People with a very marked sensitivity to variations in pressure usually suffer from discomfort in the ears when traveling by plane, and also when traveling by car, when going up or down a mountain pass.

"The pain and other discomforts usually disappear within a few hours, but there may be an effusion of the ear fluid, a hemorrhage, or a perforation of the eardrum in the most serious cases"

During the summer holidays, we travel more frequently, and we can suffer from ear problems -which are known as barotraumatisms- as a result of the aforementioned pressure changes. Although they are not usually serious, they are very annoying, and it is convenient to take precautions so that the desired vacations do not make us bitter.

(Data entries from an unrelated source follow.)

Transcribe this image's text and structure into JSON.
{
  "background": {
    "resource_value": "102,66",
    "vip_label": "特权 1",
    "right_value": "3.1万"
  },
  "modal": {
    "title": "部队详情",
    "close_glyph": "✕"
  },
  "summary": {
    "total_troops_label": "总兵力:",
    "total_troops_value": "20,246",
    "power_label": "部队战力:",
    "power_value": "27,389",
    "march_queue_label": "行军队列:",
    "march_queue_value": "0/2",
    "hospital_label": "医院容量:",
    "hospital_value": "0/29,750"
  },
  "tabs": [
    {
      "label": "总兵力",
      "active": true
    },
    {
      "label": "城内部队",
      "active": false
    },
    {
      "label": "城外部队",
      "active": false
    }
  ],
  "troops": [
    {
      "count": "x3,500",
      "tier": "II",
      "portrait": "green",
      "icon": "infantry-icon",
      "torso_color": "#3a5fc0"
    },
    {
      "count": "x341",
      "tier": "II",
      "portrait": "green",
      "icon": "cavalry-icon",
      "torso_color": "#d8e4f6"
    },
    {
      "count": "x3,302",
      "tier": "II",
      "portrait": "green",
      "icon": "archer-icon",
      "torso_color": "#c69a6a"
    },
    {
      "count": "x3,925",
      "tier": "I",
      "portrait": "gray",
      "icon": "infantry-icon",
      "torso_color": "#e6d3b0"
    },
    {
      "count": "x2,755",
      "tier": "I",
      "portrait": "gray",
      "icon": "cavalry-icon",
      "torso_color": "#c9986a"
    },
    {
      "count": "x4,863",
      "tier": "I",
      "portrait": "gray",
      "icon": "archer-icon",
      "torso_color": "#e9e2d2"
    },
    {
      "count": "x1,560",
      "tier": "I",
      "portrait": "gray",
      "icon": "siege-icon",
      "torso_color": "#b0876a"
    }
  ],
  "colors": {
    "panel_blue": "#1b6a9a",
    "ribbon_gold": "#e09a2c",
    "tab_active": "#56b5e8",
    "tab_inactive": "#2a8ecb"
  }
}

These disorders cause symptoms such as pain or a temporary loss of hearing, and although they usually disappear within a few hours, sometimes the discomfort is prolonged and there may be a leakage of the ear fluid, a hemorrhage, or even a perforation of the eardrum. more serious cases.

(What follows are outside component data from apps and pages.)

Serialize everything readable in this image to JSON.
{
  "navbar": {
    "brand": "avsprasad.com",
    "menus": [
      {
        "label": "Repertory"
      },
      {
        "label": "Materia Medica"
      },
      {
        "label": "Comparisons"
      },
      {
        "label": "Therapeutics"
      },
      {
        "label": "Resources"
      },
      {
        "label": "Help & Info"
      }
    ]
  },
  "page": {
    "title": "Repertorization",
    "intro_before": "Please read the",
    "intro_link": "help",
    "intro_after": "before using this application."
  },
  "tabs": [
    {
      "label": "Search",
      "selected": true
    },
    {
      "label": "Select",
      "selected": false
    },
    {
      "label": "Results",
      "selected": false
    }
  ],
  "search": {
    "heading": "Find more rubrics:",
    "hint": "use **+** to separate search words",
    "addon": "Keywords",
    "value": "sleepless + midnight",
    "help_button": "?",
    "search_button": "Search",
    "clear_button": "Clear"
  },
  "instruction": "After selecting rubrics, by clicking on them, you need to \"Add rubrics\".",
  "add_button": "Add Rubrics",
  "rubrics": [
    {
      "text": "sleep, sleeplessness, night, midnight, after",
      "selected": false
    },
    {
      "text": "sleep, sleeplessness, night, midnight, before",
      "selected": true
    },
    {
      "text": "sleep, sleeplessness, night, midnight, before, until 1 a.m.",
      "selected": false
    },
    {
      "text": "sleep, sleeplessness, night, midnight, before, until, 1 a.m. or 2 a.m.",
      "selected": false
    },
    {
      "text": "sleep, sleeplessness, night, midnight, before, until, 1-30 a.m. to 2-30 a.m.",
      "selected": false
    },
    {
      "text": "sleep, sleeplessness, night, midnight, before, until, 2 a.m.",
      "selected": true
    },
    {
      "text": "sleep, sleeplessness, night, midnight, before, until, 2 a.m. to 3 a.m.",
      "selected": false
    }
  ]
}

Although at present the cabins of the airplanes are pressurized precisely to avoid the sudden variations of pressure, it is something that is not always achieved and it is easy for the ears to be stuck, especially when the plane is descending. If you also suffer from allergies or have a cold, and you have a stuffy nose, your ears are even more likely to be affected by pressure changes. Therefore, it is best that you take some simple precautions to make the trip more comfortable.

Tips to keep your ears healthy

Here are some tips so that your ears do not give you problems when traveling:

  • If you suffer sinusitis or allergy, or have just had the bad luck to catch a cold just before traveling, it is convenient to consult a specialist, who will explain what you can do to prevent hearing disorders, or prescribe a medication to decongest your nose if you think it is convenient.
  • Chewing gum, drinking water and yawning during the flight will help you activate the muscles that are responsible for the opening of the eustachian tube and your ears are uncovered.
  • It is better not to fall asleep during takeoff and landing.
  • To prevent tamponade in young children it is advisable that during the descent they have their pacifier, or give them some liquid to increase the swallowing.
  • If you notice discomfort in the ears during the trip, you can do the following: cover your nose with your fingers and breathe in through your mouth, expelling the air gently through your nose pressing with the muscles of the throat and cheeks to separate the fingers from the nose and that the offices are opened so that the air comes out. A click in the ears will tell you that you have succeeded. You can repeat this exercise during the descent, but always do it gently so as not to damage the eardrums.
  • If the discomfort continues after the trip, visit an otolaryngologist.

Source: GAES Auditory Centers

Ear Problems and Air Travel - Boys Town Ear, Nose & Throat Institute (November 2019).